* _Task requirements_
Determine how many lines in the entries below include "сайты". The reply should be that number and nothing else.

* _Component data from apps and pages_
§
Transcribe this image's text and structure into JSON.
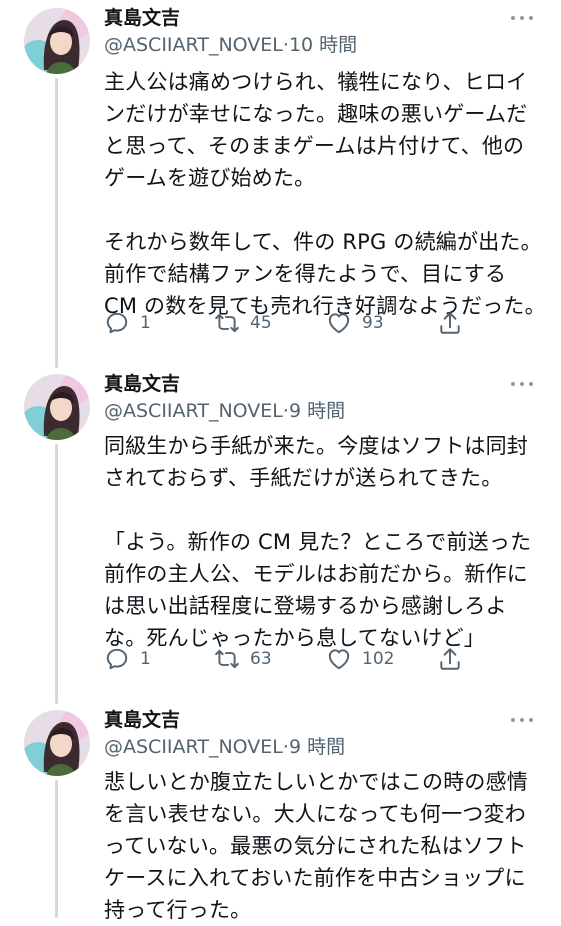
{
  "tweets": [
    {
      "name": "真島文吉",
      "handle": "@ASCIIART_NOVEL",
      "separator": "·",
      "time": "10 時間",
      "lines": [
        "主人公は痛めつけられ、犠牲になり、ヒロイ",
        "ンだけが幸せになった。趣味の悪いゲームだ",
        "と思って、そのままゲームは片付けて、他の",
        "ゲームを遊び始めた。",
        "",
        "それから数年して、件の RPG の続編が出た。",
        "前作で結構ファンを得たようで、目にする",
        "CM の数を見ても売れ行き好調なようだった。"
      ],
      "replies": "1",
      "retweets": "45",
      "likes": "93"
    },
    {
      "name": "真島文吉",
      "handle": "@ASCIIART_NOVEL",
      "separator": "·",
      "time": "9 時間",
      "lines": [
        "同級生から手紙が来た。今度はソフトは同封",
        "されておらず、手紙だけが送られてきた。",
        "",
        "「よう。新作の CM 見た？ところで前送った",
        "前作の主人公、モデルはお前だから。新作に",
        "は思い出話程度に登場するから感謝しろよ",
        "な。死んじゃったから息してないけど」"
      ],
      "replies": "1",
      "retweets": "63",
      "likes": "102"
    },
    {
      "name": "真島文吉",
      "handle": "@ASCIIART_NOVEL",
      "separator": "·",
      "time": "9 時間",
      "lines": [
        "悲しいとか腹立たしいとかではこの時の感情",
        "を言い表せない。大人になっても何一つ変わ",
        "っていない。最悪の気分にされた私はソフト",
        "ケースに入れておいた前作を中古ショップに",
        "持って行った。"
      ]
    }
  ],
  "icons": {
    "reply": "reply-icon",
    "retweet": "retweet-icon",
    "like": "heart-icon",
    "share": "share-icon",
    "more": "more-icon"
  },
  "colors": {
    "text": "#0f1419",
    "secondary": "#536471",
    "thread_line": "#cfd9de"
  }
}
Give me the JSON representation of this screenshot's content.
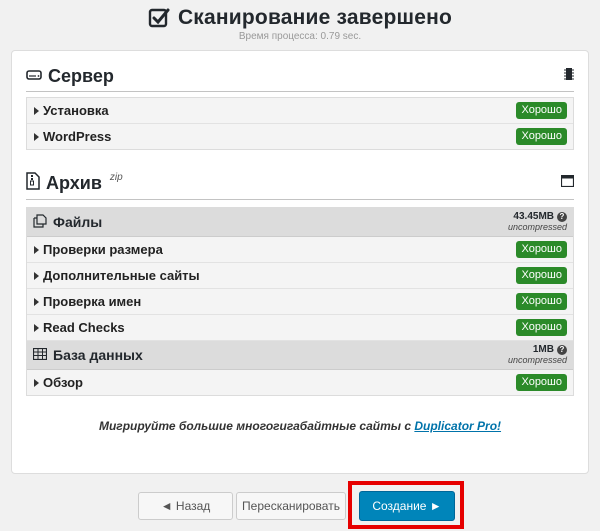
{
  "header": {
    "title": "Сканирование завершено",
    "subtitle": "Время процесса: 0.79 sec."
  },
  "server": {
    "title": "Сервер",
    "items": [
      {
        "label": "Установка",
        "status": "Хорошо"
      },
      {
        "label": "WordPress",
        "status": "Хорошо"
      }
    ]
  },
  "archive": {
    "title": "Архив",
    "sup": "zip",
    "files": {
      "title": "Файлы",
      "size": "43.45MB",
      "note": "uncompressed",
      "items": [
        {
          "label": "Проверки размера",
          "status": "Хорошо"
        },
        {
          "label": "Дополнительные сайты",
          "status": "Хорошо"
        },
        {
          "label": "Проверка имен",
          "status": "Хорошо"
        },
        {
          "label": "Read Checks",
          "status": "Хорошо"
        }
      ]
    },
    "database": {
      "title": "База данных",
      "size": "1MB",
      "note": "uncompressed",
      "items": [
        {
          "label": "Обзор",
          "status": "Хорошо"
        }
      ]
    }
  },
  "promo": {
    "text": "Мигрируйте большие многогигабайтные сайты с ",
    "link": "Duplicator Pro!"
  },
  "buttons": {
    "back": "◄ Назад",
    "rescan": "Пересканировать",
    "create": "Создание ►"
  },
  "colors": {
    "good": "#2b8a29",
    "primary": "#0085ba",
    "highlight": "#e60000"
  },
  "icons": [
    "checkbox-checked-icon",
    "server-icon",
    "microchip-icon",
    "file-archive-icon",
    "window-icon",
    "files-icon",
    "database-table-icon",
    "help-circle-icon"
  ]
}
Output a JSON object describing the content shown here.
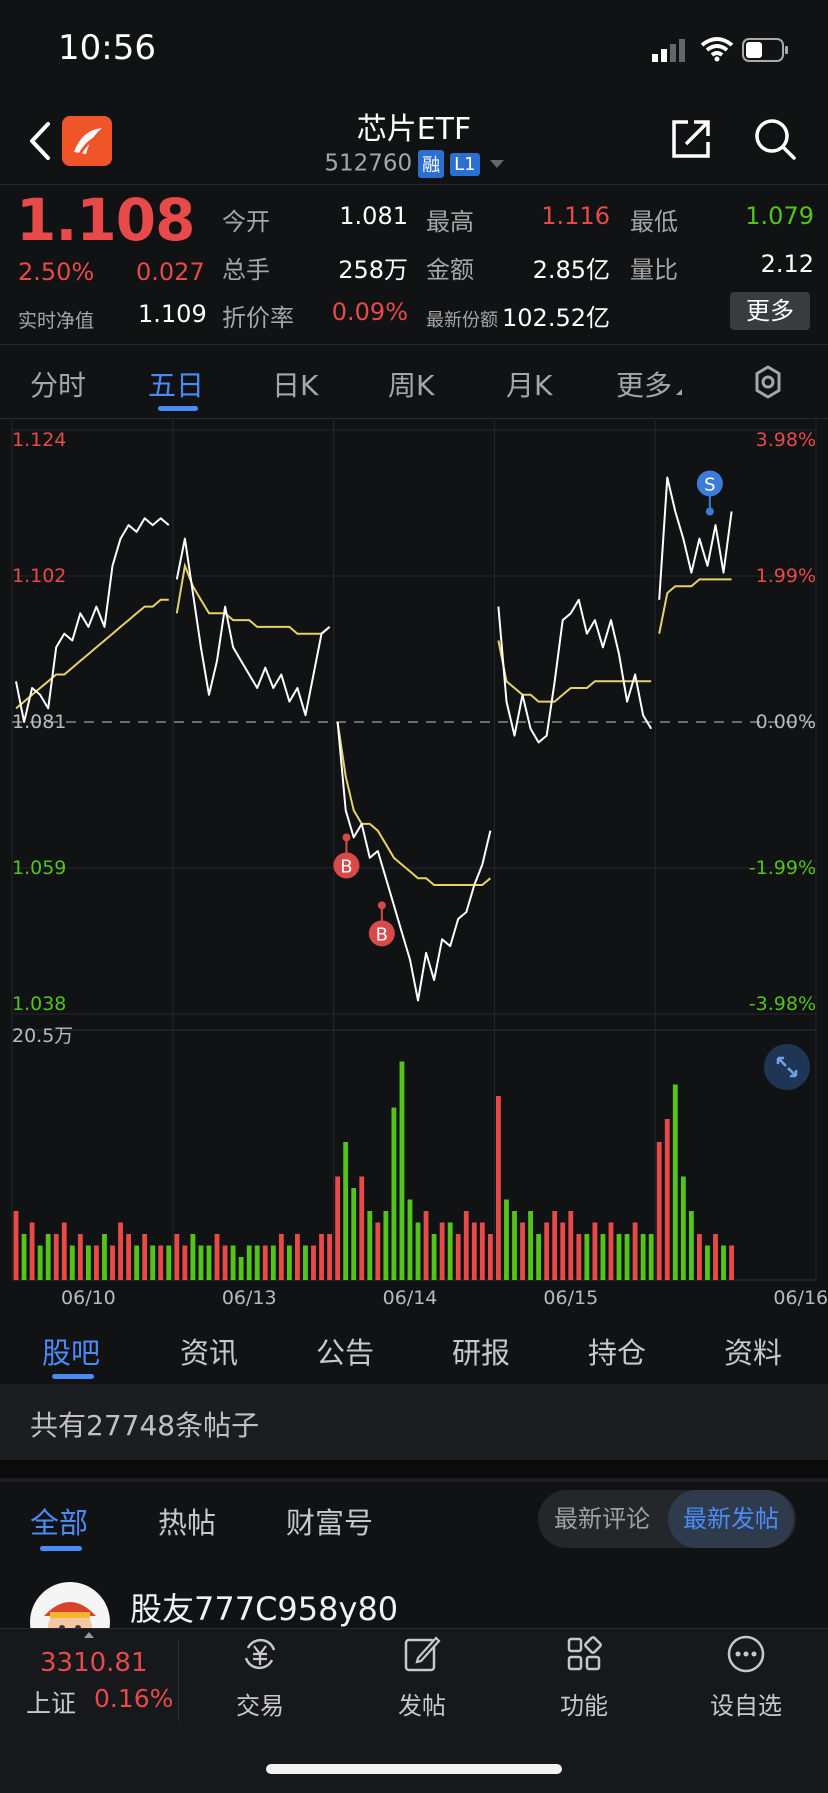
{
  "status": {
    "time": "10:56"
  },
  "header": {
    "title": "芯片ETF",
    "code": "512760",
    "tag_rong": "融",
    "tag_level": "L1"
  },
  "quote": {
    "price": "1.108",
    "pct": "2.50%",
    "change": "0.027",
    "nav_label": "实时净值",
    "nav_value": "1.109",
    "open_label": "今开",
    "open_value": "1.081",
    "high_label": "最高",
    "high_value": "1.116",
    "low_label": "最低",
    "low_value": "1.079",
    "vol_label": "总手",
    "vol_value": "258万",
    "amount_label": "金额",
    "amount_value": "2.85亿",
    "ratio_label": "量比",
    "ratio_value": "2.12",
    "discount_label": "折价率",
    "discount_value": "0.09%",
    "shares_label": "最新份额",
    "shares_value": "102.52亿",
    "more": "更多"
  },
  "chart_tabs": [
    "分时",
    "五日",
    "日K",
    "周K",
    "月K",
    "更多"
  ],
  "colors": {
    "up": "#e84a4a",
    "down": "#52c41a",
    "accent": "#4a8cf7",
    "avg_line": "#e5d36a",
    "price_line": "#ffffff"
  },
  "chart_data": {
    "type": "line",
    "title": "",
    "y_axis_left": [
      "1.124",
      "1.102",
      "1.081",
      "1.059",
      "1.038"
    ],
    "y_axis_right": [
      "3.98%",
      "1.99%",
      "0.00%",
      "-1.99%",
      "-3.98%"
    ],
    "ylim": [
      1.038,
      1.124
    ],
    "prev_close": 1.081,
    "x_labels": [
      "06/10",
      "06/13",
      "06/14",
      "06/15",
      "06/16"
    ],
    "volume_max_label": "20.5万",
    "markers": [
      {
        "label": "B",
        "day": 2,
        "pos": 0.08,
        "price": 1.064
      },
      {
        "label": "B",
        "day": 2,
        "pos": 0.3,
        "price": 1.054
      },
      {
        "label": "S",
        "day": 4,
        "pos": 0.34,
        "price": 1.112
      }
    ],
    "days": [
      {
        "date": "06/10",
        "price": [
          1.087,
          1.081,
          1.086,
          1.085,
          1.083,
          1.092,
          1.094,
          1.093,
          1.097,
          1.095,
          1.098,
          1.095,
          1.104,
          1.108,
          1.11,
          1.109,
          1.111,
          1.11,
          1.111,
          1.11
        ],
        "avg": [
          1.083,
          1.084,
          1.085,
          1.086,
          1.087,
          1.088,
          1.088,
          1.089,
          1.09,
          1.091,
          1.092,
          1.093,
          1.094,
          1.095,
          1.096,
          1.097,
          1.098,
          1.098,
          1.099,
          1.099
        ]
      },
      {
        "date": "06/13",
        "price": [
          1.102,
          1.108,
          1.1,
          1.092,
          1.085,
          1.09,
          1.098,
          1.092,
          1.09,
          1.088,
          1.086,
          1.089,
          1.086,
          1.088,
          1.084,
          1.086,
          1.082,
          1.088,
          1.094,
          1.095
        ],
        "avg": [
          1.097,
          1.104,
          1.101,
          1.099,
          1.097,
          1.097,
          1.097,
          1.096,
          1.096,
          1.096,
          1.095,
          1.095,
          1.095,
          1.095,
          1.095,
          1.094,
          1.094,
          1.094,
          1.094,
          1.095
        ]
      },
      {
        "date": "06/14",
        "price": [
          1.081,
          1.068,
          1.064,
          1.066,
          1.061,
          1.062,
          1.058,
          1.054,
          1.05,
          1.046,
          1.04,
          1.047,
          1.043,
          1.049,
          1.048,
          1.052,
          1.053,
          1.057,
          1.06,
          1.065
        ],
        "avg": [
          1.081,
          1.073,
          1.068,
          1.066,
          1.066,
          1.065,
          1.063,
          1.061,
          1.06,
          1.059,
          1.058,
          1.058,
          1.057,
          1.057,
          1.057,
          1.057,
          1.057,
          1.057,
          1.057,
          1.058
        ]
      },
      {
        "date": "06/15",
        "price": [
          1.098,
          1.084,
          1.079,
          1.085,
          1.08,
          1.078,
          1.079,
          1.087,
          1.096,
          1.097,
          1.099,
          1.094,
          1.096,
          1.092,
          1.096,
          1.091,
          1.084,
          1.088,
          1.082,
          1.08
        ],
        "avg": [
          1.093,
          1.087,
          1.086,
          1.085,
          1.085,
          1.084,
          1.084,
          1.084,
          1.085,
          1.086,
          1.086,
          1.086,
          1.087,
          1.087,
          1.087,
          1.087,
          1.087,
          1.087,
          1.087,
          1.087
        ]
      },
      {
        "date": "06/16",
        "price": [
          1.099,
          1.117,
          1.112,
          1.108,
          1.103,
          1.108,
          1.104,
          1.11,
          1.103,
          1.112
        ],
        "avg": [
          1.094,
          1.1,
          1.101,
          1.101,
          1.101,
          1.102,
          1.102,
          1.102,
          1.102,
          1.102
        ]
      }
    ],
    "volumes": [
      [
        6,
        4,
        5,
        3,
        4,
        4,
        5,
        3,
        4,
        3,
        3,
        4,
        3,
        5,
        4,
        3,
        4,
        3,
        3,
        3
      ],
      [
        4,
        3,
        4,
        3,
        3,
        4,
        3,
        3,
        2,
        3,
        3,
        3,
        3,
        4,
        3,
        4,
        3,
        3,
        4,
        4
      ],
      [
        9,
        12,
        8,
        9,
        6,
        5,
        6,
        15,
        19,
        7,
        5,
        6,
        4,
        5,
        5,
        4,
        6,
        5,
        5,
        4
      ],
      [
        16,
        7,
        6,
        5,
        6,
        4,
        5,
        6,
        5,
        6,
        4,
        4,
        5,
        4,
        5,
        4,
        4,
        5,
        4,
        4
      ],
      [
        12,
        14,
        17,
        9,
        6,
        4,
        3,
        4,
        3,
        3
      ]
    ]
  },
  "content_tabs": [
    "股吧",
    "资讯",
    "公告",
    "研报",
    "持仓",
    "资料"
  ],
  "post_count_text": "共有27748条帖子",
  "sub_tabs": [
    "全部",
    "热帖",
    "财富号"
  ],
  "sort_options": [
    "最新评论",
    "最新发帖"
  ],
  "post": {
    "username": "股友777C958y80"
  },
  "bottom": {
    "index_value": "3310.81",
    "index_name": "上证",
    "index_pct": "0.16%",
    "nav": [
      {
        "label": "交易",
        "icon": "trade-icon"
      },
      {
        "label": "发帖",
        "icon": "compose-icon"
      },
      {
        "label": "功能",
        "icon": "apps-icon"
      },
      {
        "label": "设自选",
        "icon": "more-icon"
      }
    ]
  }
}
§
* _Result for this exercise_
2